Everything you need to know about the island in the Gulf of Mexico. Go soon. In few years, it will be as touristy as Bali and the magic might be gone…
The Black Hole in the Sea of Green
Holbox is an island that will stay on your mind… no cars, but bikes, gold buggies and mopeds or a lot of walking, which is what I opted for, because the deep green and turquoise waters of the Gulf of Mexico will attract you to dive in at so many different spots that it is just best to walk around in your bikini and a waist scarf, dive in, walk, dive in…
Holbox (“black hole” in Yucatec Maya) is approximately 42 km long and 1.5 km wide, and it is separated from the mainland by 10 km of shallow lagoon that is home to flamingos, pelicans, cormorants, herons, wild ducks, frigatebirds and other rich birdlife. Some parts of the islands are inaccessible in certain months of the birds breeding.
The place where you can experience some of the most beautiful sunsets, where time flows slowly, where the vibes are chilled and carefree and where the hotels and eco resorts remind you of Indonesia and other exotic locations – that is Holbox.
The island’s main industry is fishing but it is developing a growing tourist industry in the form of whale shark viewing – and even swimming (from June, or mid-May to mid-September). Many of the dishes made on the island centre around lobster or other seafood.
The island is accessed by a ferry from the mainland town of Chiquila (150 pesos one way). If you come from Cancún or Playa del Carmen, you can fly onto the island via a small airline.
The streets are unpaved and sandy and can get huge puddles of water after the rain has fallen. During hurricane season, the island is often evacuated as it can get badly damaged by the winds.
If you are keen on bird watching, don’t give a miss to “Isla Pájaros” (Bird Island), a small island covered in mangrove swamps and cacti, located on the Yalahau lagoon, where there is a large diversity of birds, including several endangered species that can be observed from two specially designated viewpoints. You ought to follow appointed walkways that are provided to minimize direct contact with the birds.
Holbox has one of the safest beaches for learning kiteboard. The long and wide beaches have shallow waters, and there are many days of wind during the winter months. Many school with professional instructors can be found on the island.

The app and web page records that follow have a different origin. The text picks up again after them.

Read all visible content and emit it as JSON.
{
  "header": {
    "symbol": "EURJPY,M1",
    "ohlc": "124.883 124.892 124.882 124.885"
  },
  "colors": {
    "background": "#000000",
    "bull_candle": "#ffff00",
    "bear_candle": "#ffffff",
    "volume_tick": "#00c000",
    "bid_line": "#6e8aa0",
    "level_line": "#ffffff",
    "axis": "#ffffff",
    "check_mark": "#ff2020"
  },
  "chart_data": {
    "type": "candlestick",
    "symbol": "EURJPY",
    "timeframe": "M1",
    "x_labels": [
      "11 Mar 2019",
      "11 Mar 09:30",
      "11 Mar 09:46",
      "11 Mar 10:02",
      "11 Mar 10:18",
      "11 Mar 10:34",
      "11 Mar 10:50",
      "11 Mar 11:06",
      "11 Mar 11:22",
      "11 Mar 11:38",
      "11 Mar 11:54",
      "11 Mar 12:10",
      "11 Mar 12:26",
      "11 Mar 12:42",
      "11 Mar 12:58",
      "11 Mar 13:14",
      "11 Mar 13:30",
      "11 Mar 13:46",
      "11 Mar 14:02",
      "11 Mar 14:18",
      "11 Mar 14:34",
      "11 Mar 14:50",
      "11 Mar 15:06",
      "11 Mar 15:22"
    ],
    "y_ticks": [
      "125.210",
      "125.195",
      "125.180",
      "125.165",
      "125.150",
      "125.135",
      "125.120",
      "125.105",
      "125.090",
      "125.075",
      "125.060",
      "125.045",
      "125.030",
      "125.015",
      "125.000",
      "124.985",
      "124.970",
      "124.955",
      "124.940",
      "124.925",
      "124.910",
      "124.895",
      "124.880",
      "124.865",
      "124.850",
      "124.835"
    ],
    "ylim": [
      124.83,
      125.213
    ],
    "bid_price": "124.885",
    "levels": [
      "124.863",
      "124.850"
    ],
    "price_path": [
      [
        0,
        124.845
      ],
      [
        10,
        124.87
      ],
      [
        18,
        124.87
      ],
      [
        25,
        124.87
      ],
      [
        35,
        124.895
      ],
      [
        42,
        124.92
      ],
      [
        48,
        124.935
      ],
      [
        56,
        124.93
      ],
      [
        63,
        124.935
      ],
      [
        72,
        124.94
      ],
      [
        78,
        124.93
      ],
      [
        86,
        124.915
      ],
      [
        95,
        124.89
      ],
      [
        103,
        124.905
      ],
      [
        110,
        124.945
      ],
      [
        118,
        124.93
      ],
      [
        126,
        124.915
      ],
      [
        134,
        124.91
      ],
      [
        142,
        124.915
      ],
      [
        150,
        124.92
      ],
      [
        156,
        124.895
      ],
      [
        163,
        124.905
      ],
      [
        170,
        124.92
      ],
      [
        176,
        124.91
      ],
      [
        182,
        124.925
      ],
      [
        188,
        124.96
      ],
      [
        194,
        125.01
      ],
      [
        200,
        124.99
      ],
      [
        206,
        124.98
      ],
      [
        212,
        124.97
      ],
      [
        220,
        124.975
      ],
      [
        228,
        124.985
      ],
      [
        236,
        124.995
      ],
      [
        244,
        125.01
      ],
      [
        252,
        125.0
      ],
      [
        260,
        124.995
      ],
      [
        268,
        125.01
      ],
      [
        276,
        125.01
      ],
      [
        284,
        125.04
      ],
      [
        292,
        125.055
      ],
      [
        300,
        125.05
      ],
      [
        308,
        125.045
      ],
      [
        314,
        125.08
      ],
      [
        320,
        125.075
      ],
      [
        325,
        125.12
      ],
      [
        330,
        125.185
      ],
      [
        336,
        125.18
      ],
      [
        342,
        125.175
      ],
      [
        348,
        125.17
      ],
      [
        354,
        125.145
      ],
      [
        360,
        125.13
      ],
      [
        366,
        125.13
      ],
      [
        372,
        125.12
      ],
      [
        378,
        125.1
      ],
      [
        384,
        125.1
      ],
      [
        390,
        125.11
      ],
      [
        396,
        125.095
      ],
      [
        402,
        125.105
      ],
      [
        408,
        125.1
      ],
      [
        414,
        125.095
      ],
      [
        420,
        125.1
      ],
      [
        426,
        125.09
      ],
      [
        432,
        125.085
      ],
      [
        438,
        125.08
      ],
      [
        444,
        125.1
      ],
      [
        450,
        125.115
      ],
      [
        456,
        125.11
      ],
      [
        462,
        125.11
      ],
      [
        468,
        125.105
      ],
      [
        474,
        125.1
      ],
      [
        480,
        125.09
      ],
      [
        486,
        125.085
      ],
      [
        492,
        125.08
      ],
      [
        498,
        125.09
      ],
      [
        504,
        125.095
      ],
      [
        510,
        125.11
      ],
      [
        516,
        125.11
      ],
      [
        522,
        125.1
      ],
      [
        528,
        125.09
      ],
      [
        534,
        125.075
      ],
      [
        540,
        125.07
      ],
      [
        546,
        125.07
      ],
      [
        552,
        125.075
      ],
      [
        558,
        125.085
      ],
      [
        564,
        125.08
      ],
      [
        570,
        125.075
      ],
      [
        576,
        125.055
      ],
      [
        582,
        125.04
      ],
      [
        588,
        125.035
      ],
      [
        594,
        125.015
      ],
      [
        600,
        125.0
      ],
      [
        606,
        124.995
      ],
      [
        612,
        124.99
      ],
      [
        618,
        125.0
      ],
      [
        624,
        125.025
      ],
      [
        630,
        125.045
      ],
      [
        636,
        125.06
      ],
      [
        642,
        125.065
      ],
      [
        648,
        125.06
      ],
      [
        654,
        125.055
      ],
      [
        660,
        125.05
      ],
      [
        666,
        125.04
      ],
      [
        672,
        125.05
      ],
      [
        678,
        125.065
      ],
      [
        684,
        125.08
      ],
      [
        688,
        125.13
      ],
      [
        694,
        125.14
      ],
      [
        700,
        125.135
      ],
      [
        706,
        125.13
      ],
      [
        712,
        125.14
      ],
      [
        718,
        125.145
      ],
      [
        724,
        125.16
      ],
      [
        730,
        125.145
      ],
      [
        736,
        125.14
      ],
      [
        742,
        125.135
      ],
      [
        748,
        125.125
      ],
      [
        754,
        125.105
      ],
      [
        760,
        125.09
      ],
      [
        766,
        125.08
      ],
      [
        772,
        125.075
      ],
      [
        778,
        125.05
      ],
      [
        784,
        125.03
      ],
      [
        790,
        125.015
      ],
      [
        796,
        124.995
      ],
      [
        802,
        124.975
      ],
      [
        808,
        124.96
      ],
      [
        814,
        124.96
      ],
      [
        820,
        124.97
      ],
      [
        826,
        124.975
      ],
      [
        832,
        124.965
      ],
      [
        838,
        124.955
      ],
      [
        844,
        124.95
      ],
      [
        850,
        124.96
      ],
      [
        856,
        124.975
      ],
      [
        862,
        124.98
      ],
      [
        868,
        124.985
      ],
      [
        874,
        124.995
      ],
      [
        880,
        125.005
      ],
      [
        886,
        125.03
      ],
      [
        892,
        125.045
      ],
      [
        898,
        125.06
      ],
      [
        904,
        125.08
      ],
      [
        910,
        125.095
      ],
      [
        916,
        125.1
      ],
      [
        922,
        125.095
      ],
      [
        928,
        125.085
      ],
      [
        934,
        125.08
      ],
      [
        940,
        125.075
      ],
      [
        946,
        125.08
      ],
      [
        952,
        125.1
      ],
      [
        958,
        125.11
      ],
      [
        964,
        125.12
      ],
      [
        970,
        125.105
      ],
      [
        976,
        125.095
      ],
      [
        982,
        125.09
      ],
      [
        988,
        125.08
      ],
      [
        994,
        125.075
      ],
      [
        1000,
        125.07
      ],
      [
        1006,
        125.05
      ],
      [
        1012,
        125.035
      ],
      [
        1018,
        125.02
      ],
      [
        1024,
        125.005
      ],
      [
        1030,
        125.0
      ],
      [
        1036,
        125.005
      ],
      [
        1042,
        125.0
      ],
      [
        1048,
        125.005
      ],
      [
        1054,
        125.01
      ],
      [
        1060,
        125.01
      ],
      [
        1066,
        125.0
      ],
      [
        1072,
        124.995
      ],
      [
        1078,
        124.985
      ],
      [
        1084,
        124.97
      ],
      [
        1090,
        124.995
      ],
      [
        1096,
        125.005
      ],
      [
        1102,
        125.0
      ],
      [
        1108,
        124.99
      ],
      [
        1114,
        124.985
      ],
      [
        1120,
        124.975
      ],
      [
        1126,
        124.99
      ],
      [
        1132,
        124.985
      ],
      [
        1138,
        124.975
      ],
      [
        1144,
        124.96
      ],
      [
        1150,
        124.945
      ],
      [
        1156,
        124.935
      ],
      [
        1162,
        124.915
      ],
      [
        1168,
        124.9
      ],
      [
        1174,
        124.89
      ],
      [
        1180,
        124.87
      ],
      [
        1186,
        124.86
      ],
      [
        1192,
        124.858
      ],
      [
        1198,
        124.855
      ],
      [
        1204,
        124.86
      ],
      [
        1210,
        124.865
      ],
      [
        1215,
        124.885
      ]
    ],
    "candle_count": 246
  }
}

As the island is truly magical and bohemian in its own sense, it is sought by many adventurers and travellers. Thus, the demand creates the offer: a night in a hotel or an eco resort would not cost you less than 160 USD! There are Airbnb places but they do not get much cheaper and start at about 130 euros per room.

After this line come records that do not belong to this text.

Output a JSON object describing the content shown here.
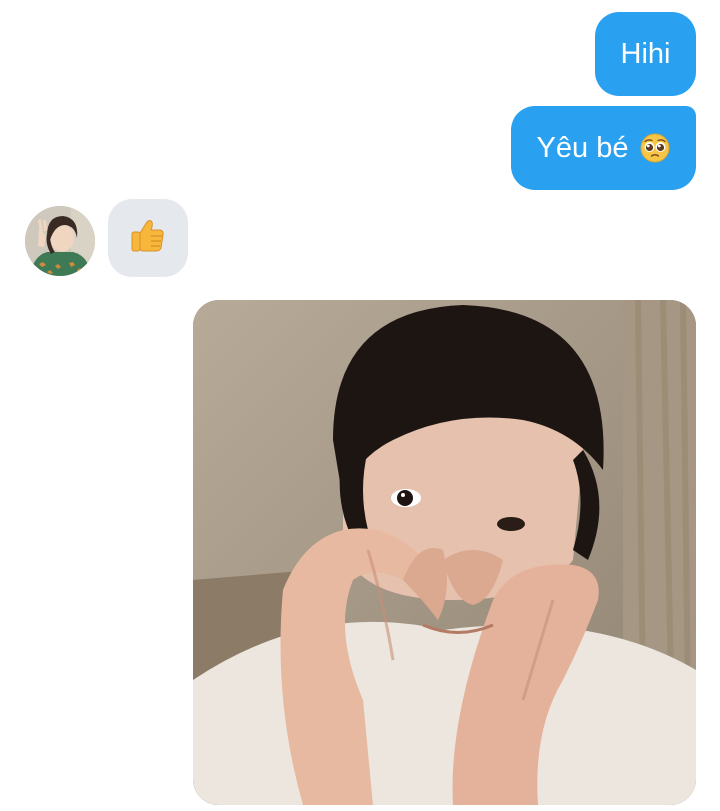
{
  "messages": {
    "outgoing_1": {
      "text": "Hihi"
    },
    "outgoing_2": {
      "text": "Yêu bé",
      "emoji": "pleading-face"
    },
    "incoming_reaction": {
      "emoji": "thumbs-up"
    },
    "incoming_photo": {
      "kind": "photo",
      "subject": "person-making-heart-hands"
    }
  },
  "colors": {
    "outgoing_bubble": "#2aa1f0",
    "incoming_bubble": "#e5e9ed",
    "background": "#ffffff"
  }
}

Renting a bike or a buggy gets pricy too. The bikes are around 20 pesos per hour and the buggies around 150. You can – of course – always try to haggle, but usually the price does not change much, even if you are staying for a few days and plan to be renting regularly.

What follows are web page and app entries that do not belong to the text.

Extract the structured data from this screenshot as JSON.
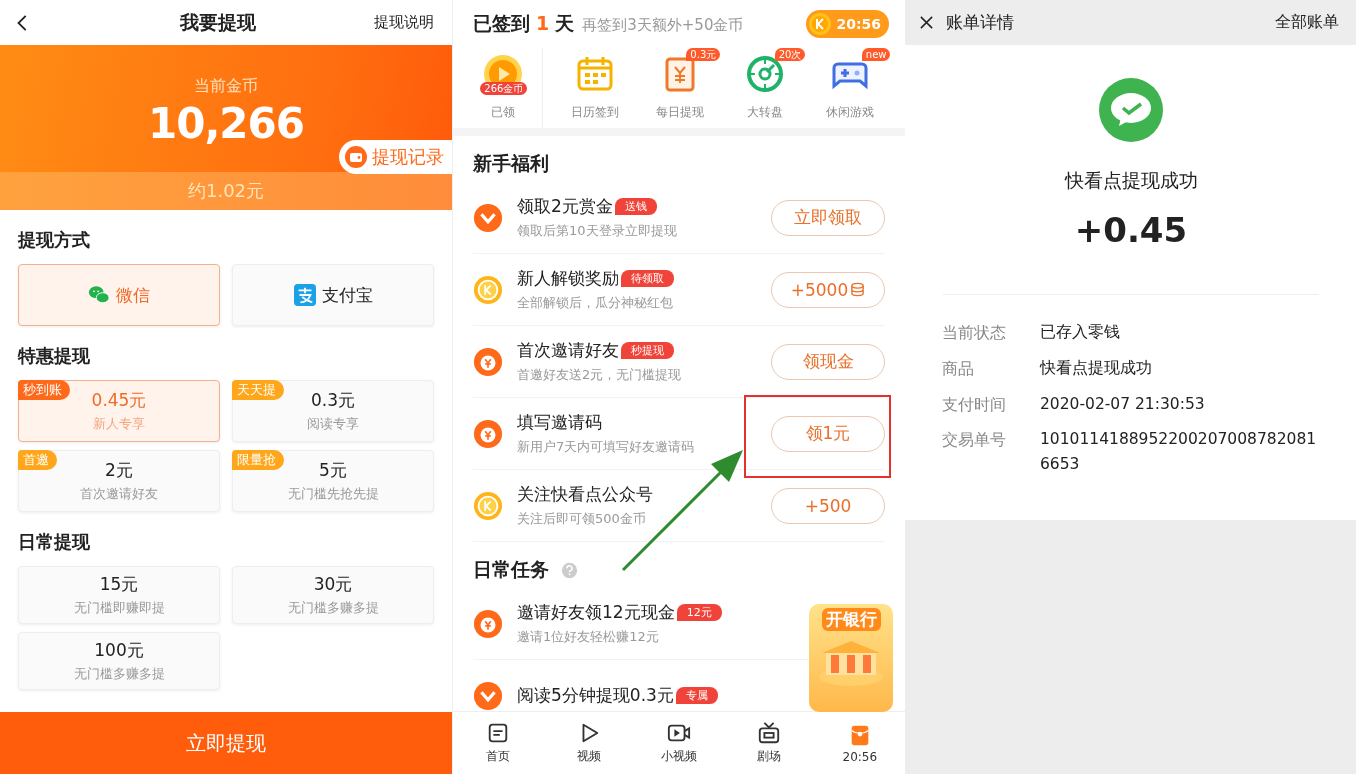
{
  "left": {
    "header": {
      "title": "我要提现",
      "action": "提现说明"
    },
    "balance": {
      "label": "当前金币",
      "coins": "10,266",
      "record_button": "提现记录",
      "approx": "约1.02元"
    },
    "methods_title": "提现方式",
    "methods": [
      {
        "label": "微信",
        "kind": "wechat",
        "selected": true
      },
      {
        "label": "支付宝",
        "kind": "alipay",
        "selected": false
      }
    ],
    "special_title": "特惠提现",
    "special": [
      {
        "tag": "秒到账",
        "amount": "0.45元",
        "note": "新人专享",
        "selected": true
      },
      {
        "tag": "天天提",
        "amount": "0.3元",
        "note": "阅读专享",
        "selected": false
      },
      {
        "tag": "首邀",
        "amount": "2元",
        "note": "首次邀请好友",
        "selected": false
      },
      {
        "tag": "限量抢",
        "amount": "5元",
        "note": "无门槛先抢先提",
        "selected": false
      }
    ],
    "daily_title": "日常提现",
    "daily": [
      {
        "amount": "15元",
        "note": "无门槛即赚即提",
        "selected": false
      },
      {
        "amount": "30元",
        "note": "无门槛多赚多提",
        "selected": false
      },
      {
        "amount": "100元",
        "note": "无门槛多赚多提",
        "selected": false
      }
    ],
    "submit": "立即提现"
  },
  "middle": {
    "checkin": {
      "prefix": "已签到",
      "days": "1",
      "suffix": "天",
      "hint": "再签到3天额外+50金币",
      "timer": "20:56"
    },
    "shortcuts": [
      {
        "kind": "play",
        "label": "已领",
        "badge": "266金币"
      },
      {
        "kind": "calendar",
        "label": "日历签到"
      },
      {
        "kind": "receipt",
        "label": "每日提现",
        "badge": "0.3元"
      },
      {
        "kind": "wheel",
        "label": "大转盘",
        "badge": "20次"
      },
      {
        "kind": "gamepad",
        "label": "休闲游戏",
        "badge": "new"
      }
    ],
    "sections": [
      {
        "title": "新手福利",
        "help": false,
        "tasks": [
          {
            "kind": "chevron",
            "title": "领取2元赏金",
            "tag": "送钱",
            "subtitle": "领取后第10天登录立即提现",
            "button": "立即领取",
            "coins": false,
            "highlighted": false
          },
          {
            "kind": "coin",
            "title": "新人解锁奖励",
            "tag": "待领取",
            "subtitle": "全部解锁后，瓜分神秘红包",
            "button": "+5000",
            "coins": true,
            "highlighted": false
          },
          {
            "kind": "yen",
            "title": "首次邀请好友",
            "tag": "秒提现",
            "subtitle": "首邀好友送2元，无门槛提现",
            "button": "领现金",
            "coins": false,
            "highlighted": false
          },
          {
            "kind": "yen",
            "title": "填写邀请码",
            "subtitle": "新用户7天内可填写好友邀请码",
            "button": "领1元",
            "coins": false,
            "highlighted": true
          },
          {
            "kind": "coin",
            "title": "关注快看点公众号",
            "subtitle": "关注后即可领500金币",
            "button": "+500",
            "coins": false,
            "highlighted": false
          }
        ]
      },
      {
        "title": "日常任务",
        "help": true,
        "tasks": [
          {
            "kind": "yen",
            "title": "邀请好友领12元现金",
            "tag": "12元",
            "subtitle": "邀请1位好友轻松赚12元"
          },
          {
            "kind": "chevron",
            "title": "阅读5分钟提现0.3元",
            "tag": "专属"
          }
        ]
      }
    ],
    "promo": {
      "title": "开银行"
    },
    "annotations": [
      {
        "kind": "arrow"
      }
    ],
    "nav": [
      {
        "kind": "home",
        "label": "首页",
        "selected": false
      },
      {
        "kind": "video",
        "label": "视频",
        "selected": false
      },
      {
        "kind": "shortvideo",
        "label": "小视频",
        "selected": false
      },
      {
        "kind": "tv",
        "label": "剧场",
        "selected": false
      },
      {
        "kind": "redpacket",
        "label": "20:56",
        "selected": true
      }
    ]
  },
  "right": {
    "header": {
      "title": "账单详情",
      "action": "全部账单"
    },
    "merchant": "快看点提现成功",
    "amount": "+0.45",
    "details": [
      {
        "label": "当前状态",
        "value": "已存入零钱"
      },
      {
        "label": "商品",
        "value": "快看点提现成功"
      },
      {
        "label": "支付时间",
        "value": "2020-02-07 21:30:53"
      },
      {
        "label": "交易单号",
        "value": "10101141889522002070087820816653"
      }
    ]
  }
}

Unlike Tulum, Playa del Carmen or Isla Mujeres, Holbox is not crowded and nobody will be hunting you to buy their products. There are not many street vendors, neither ATMs, so just be prepared for that. The beach cafés and restaurants often do not offer Wi-Fi and you might not be able to pay with your card in the reasonably priced bistros.
If you are – like me – a fan of street art, you will fall in love with Holbox’s eclectic mix of murals. There are plenty of varied designs all around the island, from portraits to abstract works. I loved stumbling across some truly beautiful art in the most unexpected locations. Just take yourself on a swim and art tour someday.
The laid-back, almost sleepy atmosphere in some parts of the island will allow you to just enjoy relaxation in a hammock, snorkelling, drinking coconuts, mojitos and micheladas. As for the night life, best is to spend the evenings watching the sunsets having a little picnic or going for dinner and then popping into a beach bar with chillout music and cool staff for a few drinks. You can also try out the marquesitas sold by the street vendors in the main market in the evenings.
You can also spend a few hours of the night by going on a boat trip to see the bioluminescent plankton.
If you come to the island for a longer period of time and you run out of ideas what to do, give a try to Yalahau Cenote (around 30 minutes by boat), go wildlife watching (yeap, the famous crocs) and just spoil yourself on food, drinks and the local artisanal products…